One of the most important lessons that poker can teach a player is the ability to take risks and make decisions based on probability. It is a skill that can be applied to many areas of life, and it will help a player become better at analyzing situations and making the right decision.
Another important lesson that poker can teach a player is to be patient and wait for the best opportunity to act. This can be difficult for some people, as they tend to want to get in on a hand before it’s too late. However, patience and waiting for the best opportunity will often pay off in the long run.
Moreover, poker can teach a player how to read their opponents. This can be done through a variety of methods, including observing body language and assessing their mental state. It is important to learn how to read your opponent, as this will allow you to put them in a particular mindset and to take advantage of their weaknesses.
In addition, poker can also teach a player how to control their emotions. This is important because it can prevent a player from making bad decisions under pressure. For example, a player may be tempted to chase a loss or throw a tantrum when they lose a hand. However, a good poker player will accept their losses and learn from them.
Finally, poker can teach a player how to manage their money. This is important because it will help them to stay within their bankroll limits. In addition, it is crucial for a player to find the best game variations and stakes to play at. This will ensure that they are getting the most out of their poker experience and are not wasting their money.
In addition, poker can teach a player how to be a better team player. This is because the game requires cooperation and collaboration between players. It is also important for a player to be able to listen to other players and learn from their mistakes. This is also a useful skill in life, as it will allow them to build stronger relationships with others. Lastly, poker can also teach a player how how to be a more effective communicator.

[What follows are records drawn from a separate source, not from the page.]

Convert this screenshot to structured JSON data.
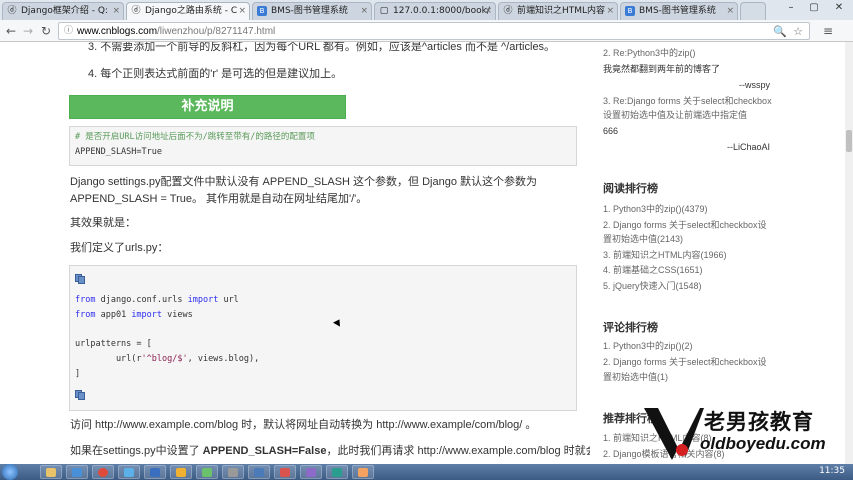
{
  "browser": {
    "tabs": [
      {
        "label": "Django框架介绍 - Q:",
        "icon": "logo-icon"
      },
      {
        "label": "Django之路由系统 - C",
        "icon": "logo-icon",
        "active": true
      },
      {
        "label": "BMS-图书管理系统",
        "icon": "bms-icon"
      },
      {
        "label": "127.0.0.1:8000/book/",
        "icon": "page-icon"
      },
      {
        "label": "前端知识之HTML内容",
        "icon": "logo-icon"
      },
      {
        "label": "BMS-图书管理系统",
        "icon": "bms-icon"
      }
    ],
    "url_host": "www.cnblogs.com",
    "url_path": "/liwenzhou/p/8271147.html"
  },
  "article": {
    "line_top": "3. 不需要添加一个前导的反斜杠，因为每个URL 都有。例如，应该是^articles 而不是 ^/articles。",
    "item4": "4. 每个正则表达式前面的'r' 是可选的但是建议加上。",
    "supplement_heading": "补充说明",
    "code1_comment": "# 是否开启URL访问地址后面不为/跳转至带有/的路径的配置项",
    "code1_line": "APPEND_SLASH=True",
    "para1_line1": "Django settings.py配置文件中默认没有 APPEND_SLASH 这个参数，但 Django 默认这个参数为",
    "para1_line2": "APPEND_SLASH = True。 其作用就是自动在网址结尾加'/'。",
    "para2": "其效果就是：",
    "para3": "我们定义了urls.py：",
    "code2": {
      "l1_kw1": "from",
      "l1_mod": " django.conf.urls ",
      "l1_kw2": "import",
      "l1_name": " url",
      "l2_kw1": "from",
      "l2_mod": " app01 ",
      "l2_kw2": "import",
      "l2_name": " views",
      "l3": "urlpatterns = [",
      "l4_pre": "        url(r",
      "l4_str": "'^blog/$'",
      "l4_post": ", views.blog),",
      "l5": "]"
    },
    "para4": "访问 http://www.example.com/blog 时，默认将网址自动转换为 http://www.example/com/blog/ 。",
    "para5_pre": "如果在settings.py中设置了 ",
    "para5_bold": "APPEND_SLASH=False",
    "para5_post": "，此时我们再请求 http://www.example.com/blog 时就会提"
  },
  "sidebar": {
    "recent_comments": [
      {
        "title": "2. Re:Python3中的zip()",
        "body": "我竟然都翻到两年前的博客了",
        "author": "--wsspy"
      },
      {
        "title": "3. Re:Django forms 关于select和checkbox",
        "title2": "设置初始选中值及让前端选中指定值",
        "body": "666",
        "author": "--LiChaoAI"
      }
    ],
    "read_rank_heading": "阅读排行榜",
    "read_rank": [
      "1. Python3中的zip()(4379)",
      "2. Django forms 关于select和checkbox设",
      "置初始选中值(2143)",
      "3. 前端知识之HTML内容(1966)",
      "4. 前端基础之CSS(1651)",
      "5. jQuery快速入门(1548)"
    ],
    "comment_rank_heading": "评论排行榜",
    "comment_rank": [
      "1. Python3中的zip()(2)",
      "2. Django forms 关于select和checkbox设",
      "置初始选中值(1)"
    ],
    "recommend_rank_heading": "推荐排行榜",
    "recommend_rank": [
      "1. 前端知识之HTML内容(8)",
      "2. Django模板语言相关内容(8)"
    ]
  },
  "watermark": {
    "cn": "老男孩教育",
    "en": "oldboyedu.com"
  },
  "taskbar": {
    "clock": "11:35"
  }
}
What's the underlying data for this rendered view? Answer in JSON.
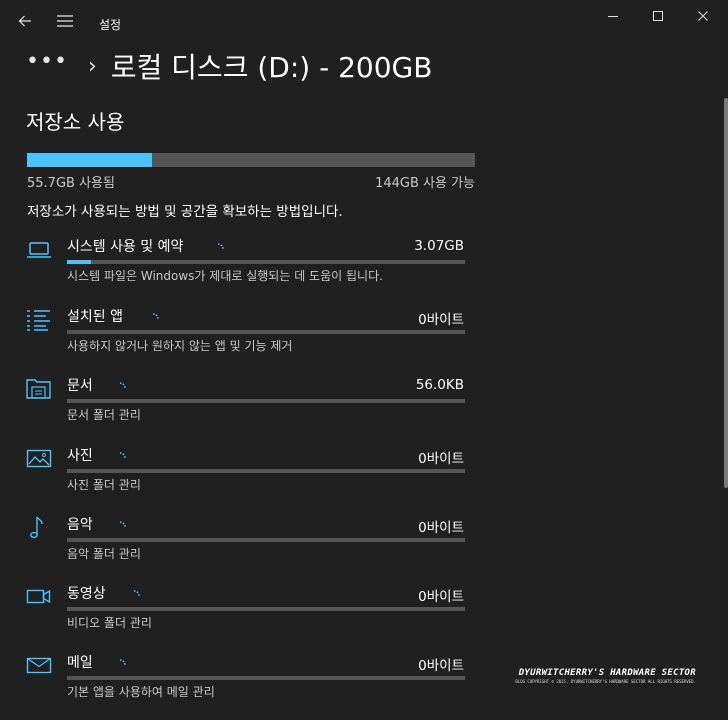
{
  "app": {
    "title": "설정"
  },
  "header": {
    "more": "•••",
    "title": "로컬 디스크 (D:) - 200GB"
  },
  "storage": {
    "title": "저장소 사용",
    "used_fraction": 0.279,
    "used_label": "55.7GB 사용됨",
    "free_label": "144GB 사용 가능",
    "description": "저장소가 사용되는 방법 및 공간을 확보하는 방법입니다."
  },
  "categories": [
    {
      "icon": "laptop-icon",
      "name": "시스템 사용 및 예약",
      "size": "3.07GB",
      "fraction": 0.06,
      "sub": "시스템 파일은 Windows가 제대로 실행되는 데 도움이 됩니다."
    },
    {
      "icon": "apps-list-icon",
      "name": "설치된 앱",
      "size": "0바이트",
      "fraction": 0,
      "sub": "사용하지 않거나 원하지 않는 앱 및 기능 제거"
    },
    {
      "icon": "documents-folder-icon",
      "name": "문서",
      "size": "56.0KB",
      "fraction": 0,
      "sub": "문서 폴더 관리"
    },
    {
      "icon": "pictures-icon",
      "name": "사진",
      "size": "0바이트",
      "fraction": 0,
      "sub": "사진 폴더 관리"
    },
    {
      "icon": "music-note-icon",
      "name": "음악",
      "size": "0바이트",
      "fraction": 0,
      "sub": "음악 폴더 관리"
    },
    {
      "icon": "video-camera-icon",
      "name": "동영상",
      "size": "0바이트",
      "fraction": 0,
      "sub": "비디오 폴더 관리"
    },
    {
      "icon": "mail-icon",
      "name": "메일",
      "size": "0바이트",
      "fraction": 0,
      "sub": "기본 앱을 사용하여 메일 관리"
    }
  ],
  "watermark": {
    "line1": "DYURWITCHERRY'S HARDWARE SECTOR",
    "line2": "BLOG COPYRIGHT © 2015, DYURWITCHERRY'S HARDWARE SECTOR ALL RIGHTS RESERVED."
  },
  "colors": {
    "accent": "#4cc2ff",
    "background": "#202020",
    "track": "#555555"
  }
}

By using clear and concise language, a player can better convey their intentions to their opponents. This can lead to more successful negotiations and interactions.